Interface dataset entries
────────────────────
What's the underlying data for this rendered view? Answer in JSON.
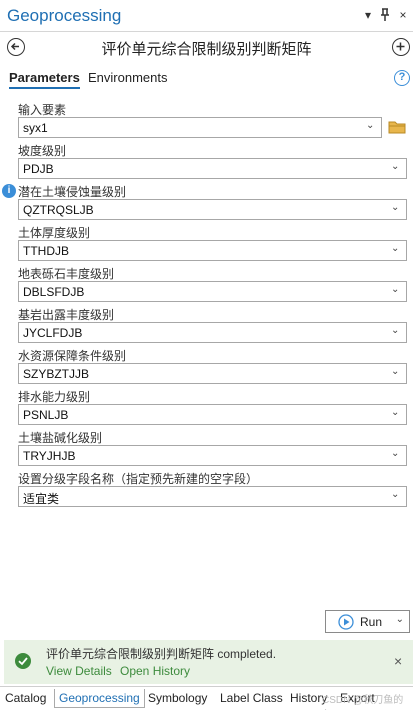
{
  "window": {
    "title": "Geoprocessing",
    "controls": {
      "menu_glyph": "▾",
      "pin_glyph": "₹",
      "close_glyph": "×"
    }
  },
  "tool": {
    "title": "评价单元综合限制级别判断矩阵",
    "back_icon": "back-arrow-icon",
    "add_icon": "add-icon"
  },
  "tabs": [
    {
      "label": "Parameters",
      "active": true
    },
    {
      "label": "Environments",
      "active": false
    }
  ],
  "help_glyph": "?",
  "params": [
    {
      "label": "输入要素",
      "value": "syx1",
      "has_folder": true
    },
    {
      "label": "坡度级别",
      "value": "PDJB"
    },
    {
      "label": "潜在土壤侵蚀量级别",
      "value": "QZTRQSLJB",
      "has_info": true
    },
    {
      "label": "土体厚度级别",
      "value": "TTHDJB"
    },
    {
      "label": "地表砾石丰度级别",
      "value": "DBLSFDJB"
    },
    {
      "label": "基岩出露丰度级别",
      "value": "JYCLFDJB"
    },
    {
      "label": "水资源保障条件级别",
      "value": "SZYBZTJJB"
    },
    {
      "label": "排水能力级别",
      "value": "PSNLJB"
    },
    {
      "label": "土壤盐碱化级别",
      "value": "TRYJHJB"
    },
    {
      "label": "设置分级字段名称（指定预先新建的空字段）",
      "value": "适宜类"
    }
  ],
  "run_button": {
    "label": "Run"
  },
  "status": {
    "message": "评价单元综合限制级别判断矩阵 completed.",
    "links": [
      "View Details",
      "Open History"
    ],
    "close_glyph": "×",
    "color": "#3d8b3d"
  },
  "bottom_tabs": [
    {
      "label": "Catalog",
      "active": false
    },
    {
      "label": "Geoprocessing",
      "active": true
    },
    {
      "label": "Symbology",
      "active": false
    },
    {
      "label": "Label Class",
      "active": false
    },
    {
      "label": "History",
      "active": false
    },
    {
      "label": "Export",
      "active": false
    }
  ],
  "watermark": "CSDN @秋刀鱼的鱼子",
  "colors": {
    "accent": "#1f6fb3",
    "info": "#3b8ed8",
    "success": "#3d8b3d"
  }
}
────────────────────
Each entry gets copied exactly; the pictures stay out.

**Response below**.
What's the underlying data for this rendered view? Answer in JSON.
{
  "window": {
    "title": "Geoprocessing",
    "controls": {
      "menu_glyph": "▾",
      "pin_glyph": "₹",
      "close_glyph": "×"
    }
  },
  "tool": {
    "title": "评价单元综合限制级别判断矩阵",
    "back_icon": "back-arrow-icon",
    "add_icon": "add-icon"
  },
  "tabs": [
    {
      "label": "Parameters",
      "active": true
    },
    {
      "label": "Environments",
      "active": false
    }
  ],
  "help_glyph": "?",
  "params": [
    {
      "label": "输入要素",
      "value": "syx1",
      "has_folder": true
    },
    {
      "label": "坡度级别",
      "value": "PDJB"
    },
    {
      "label": "潜在土壤侵蚀量级别",
      "value": "QZTRQSLJB",
      "has_info": true
    },
    {
      "label": "土体厚度级别",
      "value": "TTHDJB"
    },
    {
      "label": "地表砾石丰度级别",
      "value": "DBLSFDJB"
    },
    {
      "label": "基岩出露丰度级别",
      "value": "JYCLFDJB"
    },
    {
      "label": "水资源保障条件级别",
      "value": "SZYBZTJJB"
    },
    {
      "label": "排水能力级别",
      "value": "PSNLJB"
    },
    {
      "label": "土壤盐碱化级别",
      "value": "TRYJHJB"
    },
    {
      "label": "设置分级字段名称（指定预先新建的空字段）",
      "value": "适宜类"
    }
  ],
  "run_button": {
    "label": "Run"
  },
  "status": {
    "message": "评价单元综合限制级别判断矩阵 completed.",
    "links": [
      "View Details",
      "Open History"
    ],
    "close_glyph": "×",
    "color": "#3d8b3d"
  },
  "bottom_tabs": [
    {
      "label": "Catalog",
      "active": false
    },
    {
      "label": "Geoprocessing",
      "active": true
    },
    {
      "label": "Symbology",
      "active": false
    },
    {
      "label": "Label Class",
      "active": false
    },
    {
      "label": "History",
      "active": false
    },
    {
      "label": "Export",
      "active": false
    }
  ],
  "watermark": "CSDN @秋刀鱼的鱼子",
  "colors": {
    "accent": "#1f6fb3",
    "info": "#3b8ed8",
    "success": "#3d8b3d"
  }
}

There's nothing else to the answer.